“The Postal Service is in the midst of a financial crisis due to the combined effects of the economic recession, increased use of electronic communications, and an obligation to prefund retiree health benefits,” the fact sheet says.
The Postal Service does not receive taxpayer funding.
In response to its “new reality,” the Postal Service has proposed changes including lower service standards for first-class mail delivery times, closing and consolidating post offices and sorting facilities, and possibly even eliminating Saturday delivery.
The Brownsville and Big Pool post offices in Washington County were among the thousands of mostly rural post offices proposed for closure.
For now, many of those plans are on hold while Congress debates how best to address the issues facing the Postal Service. In December, the Postal Service agreed to impose a moratorium on closing post offices and processing facilities until May 15.
In a Feb. 14 letter to the Senate panel that oversees the Postal Service, 27 U.S. senators, including Maryland’s Barbara A. Mikulski and Benjamin L. Cardin, said they had “serious concerns” about the Post Office’s proposed changes.
That letter calls for a solution in which the Postal Service would be allowed to recover more than $10 billion in overpayments it has made to its pension plans and would no longer be required to prefund 75 years worth of future retiree health benefits over a 10-year period.

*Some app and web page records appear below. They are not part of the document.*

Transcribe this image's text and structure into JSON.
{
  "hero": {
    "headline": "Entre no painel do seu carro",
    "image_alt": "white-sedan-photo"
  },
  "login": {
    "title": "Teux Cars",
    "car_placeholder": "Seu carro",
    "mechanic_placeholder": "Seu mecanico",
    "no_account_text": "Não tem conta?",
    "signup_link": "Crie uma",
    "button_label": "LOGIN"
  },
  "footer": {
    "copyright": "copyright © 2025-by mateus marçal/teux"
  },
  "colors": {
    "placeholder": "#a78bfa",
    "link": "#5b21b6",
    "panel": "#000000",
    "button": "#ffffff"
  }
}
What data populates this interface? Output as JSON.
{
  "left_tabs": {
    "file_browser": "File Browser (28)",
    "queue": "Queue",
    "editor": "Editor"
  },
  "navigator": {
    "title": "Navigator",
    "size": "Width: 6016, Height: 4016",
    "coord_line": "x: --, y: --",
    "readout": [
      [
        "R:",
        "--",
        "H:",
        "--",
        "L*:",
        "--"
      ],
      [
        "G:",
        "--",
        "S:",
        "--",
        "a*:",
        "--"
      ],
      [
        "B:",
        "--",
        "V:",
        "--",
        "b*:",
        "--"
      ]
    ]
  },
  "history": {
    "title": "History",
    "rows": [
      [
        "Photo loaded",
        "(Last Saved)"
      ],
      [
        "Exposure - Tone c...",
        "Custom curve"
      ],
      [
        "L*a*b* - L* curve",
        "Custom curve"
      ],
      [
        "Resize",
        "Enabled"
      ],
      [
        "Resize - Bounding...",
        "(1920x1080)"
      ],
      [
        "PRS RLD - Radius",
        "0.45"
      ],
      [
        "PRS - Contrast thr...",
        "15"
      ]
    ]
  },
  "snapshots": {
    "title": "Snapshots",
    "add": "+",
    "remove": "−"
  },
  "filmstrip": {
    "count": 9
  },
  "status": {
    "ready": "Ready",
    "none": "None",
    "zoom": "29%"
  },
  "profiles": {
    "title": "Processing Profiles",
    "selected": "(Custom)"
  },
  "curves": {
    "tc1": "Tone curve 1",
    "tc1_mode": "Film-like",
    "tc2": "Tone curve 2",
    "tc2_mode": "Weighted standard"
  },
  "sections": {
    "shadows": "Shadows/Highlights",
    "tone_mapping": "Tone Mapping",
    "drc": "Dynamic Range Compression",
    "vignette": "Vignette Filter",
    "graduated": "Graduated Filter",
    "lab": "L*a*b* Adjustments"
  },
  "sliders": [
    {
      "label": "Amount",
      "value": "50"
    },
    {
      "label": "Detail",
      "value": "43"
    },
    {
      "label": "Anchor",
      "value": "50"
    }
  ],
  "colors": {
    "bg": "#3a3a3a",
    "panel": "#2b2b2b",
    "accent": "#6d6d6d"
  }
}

Those payments have been cited by Postal Service officials and save-the-postal-service groups alike as a major source of the financial troubles driving cuts to service.